Your assignment –
Your copy must hold all of the data below, unchanged and without images.

Dataset entries –
____________________
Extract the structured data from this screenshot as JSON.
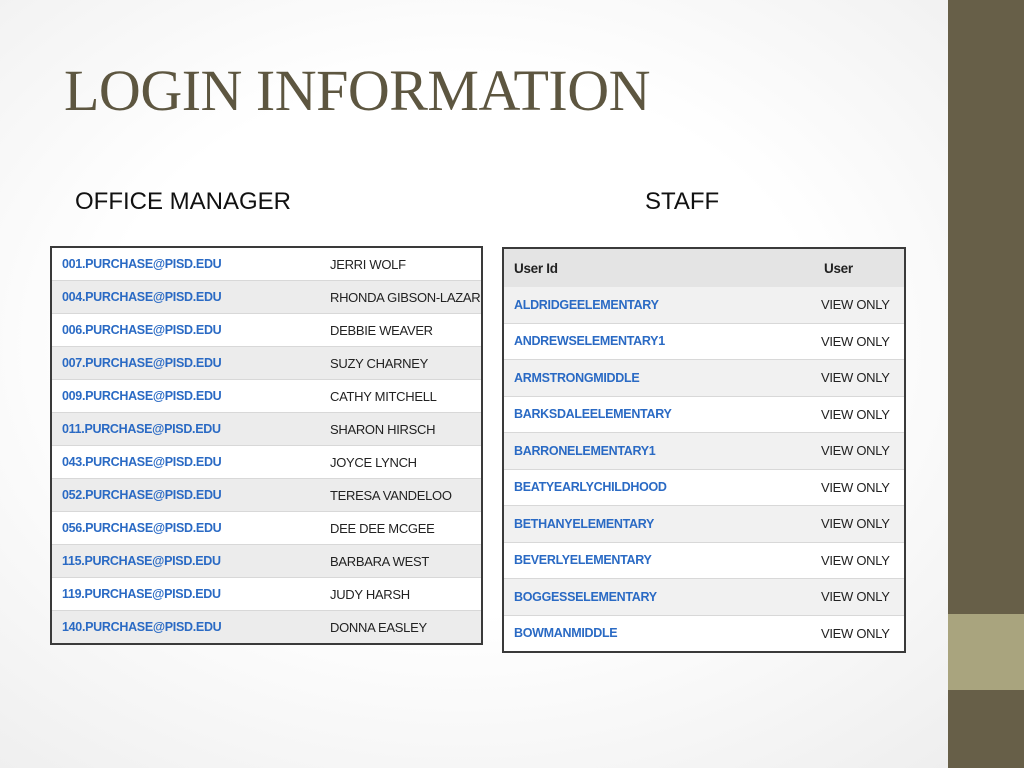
{
  "title": "LOGIN INFORMATION",
  "office_manager": {
    "heading": "OFFICE MANAGER",
    "rows": [
      {
        "email": "001.PURCHASE@PISD.EDU",
        "name": "JERRI WOLF"
      },
      {
        "email": "004.PURCHASE@PISD.EDU",
        "name": "RHONDA GIBSON-LAZARUS"
      },
      {
        "email": "006.PURCHASE@PISD.EDU",
        "name": "DEBBIE WEAVER"
      },
      {
        "email": "007.PURCHASE@PISD.EDU",
        "name": "SUZY CHARNEY"
      },
      {
        "email": "009.PURCHASE@PISD.EDU",
        "name": "CATHY MITCHELL"
      },
      {
        "email": "011.PURCHASE@PISD.EDU",
        "name": "SHARON HIRSCH"
      },
      {
        "email": "043.PURCHASE@PISD.EDU",
        "name": "JOYCE LYNCH"
      },
      {
        "email": "052.PURCHASE@PISD.EDU",
        "name": "TERESA VANDELOO"
      },
      {
        "email": "056.PURCHASE@PISD.EDU",
        "name": "DEE DEE MCGEE"
      },
      {
        "email": "115.PURCHASE@PISD.EDU",
        "name": "BARBARA WEST"
      },
      {
        "email": "119.PURCHASE@PISD.EDU",
        "name": "JUDY HARSH"
      },
      {
        "email": "140.PURCHASE@PISD.EDU",
        "name": "DONNA EASLEY"
      }
    ]
  },
  "staff": {
    "heading": "STAFF",
    "columns": [
      "User Id",
      "User"
    ],
    "rows": [
      {
        "user_id": "ALDRIDGEELEMENTARY",
        "user": "VIEW ONLY"
      },
      {
        "user_id": "ANDREWSELEMENTARY1",
        "user": "VIEW ONLY"
      },
      {
        "user_id": "ARMSTRONGMIDDLE",
        "user": "VIEW ONLY"
      },
      {
        "user_id": "BARKSDALEELEMENTARY",
        "user": "VIEW ONLY"
      },
      {
        "user_id": "BARRONELEMENTARY1",
        "user": "VIEW ONLY"
      },
      {
        "user_id": "BEATYEARLYCHILDHOOD",
        "user": "VIEW ONLY"
      },
      {
        "user_id": "BETHANYELEMENTARY",
        "user": "VIEW ONLY"
      },
      {
        "user_id": "BEVERLYELEMENTARY",
        "user": "VIEW ONLY"
      },
      {
        "user_id": "BOGGESSELEMENTARY",
        "user": "VIEW ONLY"
      },
      {
        "user_id": "BOWMANMIDDLE",
        "user": "VIEW ONLY"
      }
    ]
  },
  "colors": {
    "sidebar": "#675f48",
    "sidebar_accent": "#a9a47e",
    "title": "#5d5640",
    "link": "#2a6ac4"
  }
}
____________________
Result –
Extract the structured data from this screenshot as JSON.
{
  "title": "LOGIN INFORMATION",
  "office_manager": {
    "heading": "OFFICE MANAGER",
    "rows": [
      {
        "email": "001.PURCHASE@PISD.EDU",
        "name": "JERRI WOLF"
      },
      {
        "email": "004.PURCHASE@PISD.EDU",
        "name": "RHONDA GIBSON-LAZARUS"
      },
      {
        "email": "006.PURCHASE@PISD.EDU",
        "name": "DEBBIE WEAVER"
      },
      {
        "email": "007.PURCHASE@PISD.EDU",
        "name": "SUZY CHARNEY"
      },
      {
        "email": "009.PURCHASE@PISD.EDU",
        "name": "CATHY MITCHELL"
      },
      {
        "email": "011.PURCHASE@PISD.EDU",
        "name": "SHARON HIRSCH"
      },
      {
        "email": "043.PURCHASE@PISD.EDU",
        "name": "JOYCE LYNCH"
      },
      {
        "email": "052.PURCHASE@PISD.EDU",
        "name": "TERESA VANDELOO"
      },
      {
        "email": "056.PURCHASE@PISD.EDU",
        "name": "DEE DEE MCGEE"
      },
      {
        "email": "115.PURCHASE@PISD.EDU",
        "name": "BARBARA WEST"
      },
      {
        "email": "119.PURCHASE@PISD.EDU",
        "name": "JUDY HARSH"
      },
      {
        "email": "140.PURCHASE@PISD.EDU",
        "name": "DONNA EASLEY"
      }
    ]
  },
  "staff": {
    "heading": "STAFF",
    "columns": [
      "User Id",
      "User"
    ],
    "rows": [
      {
        "user_id": "ALDRIDGEELEMENTARY",
        "user": "VIEW ONLY"
      },
      {
        "user_id": "ANDREWSELEMENTARY1",
        "user": "VIEW ONLY"
      },
      {
        "user_id": "ARMSTRONGMIDDLE",
        "user": "VIEW ONLY"
      },
      {
        "user_id": "BARKSDALEELEMENTARY",
        "user": "VIEW ONLY"
      },
      {
        "user_id": "BARRONELEMENTARY1",
        "user": "VIEW ONLY"
      },
      {
        "user_id": "BEATYEARLYCHILDHOOD",
        "user": "VIEW ONLY"
      },
      {
        "user_id": "BETHANYELEMENTARY",
        "user": "VIEW ONLY"
      },
      {
        "user_id": "BEVERLYELEMENTARY",
        "user": "VIEW ONLY"
      },
      {
        "user_id": "BOGGESSELEMENTARY",
        "user": "VIEW ONLY"
      },
      {
        "user_id": "BOWMANMIDDLE",
        "user": "VIEW ONLY"
      }
    ]
  },
  "colors": {
    "sidebar": "#675f48",
    "sidebar_accent": "#a9a47e",
    "title": "#5d5640",
    "link": "#2a6ac4"
  }
}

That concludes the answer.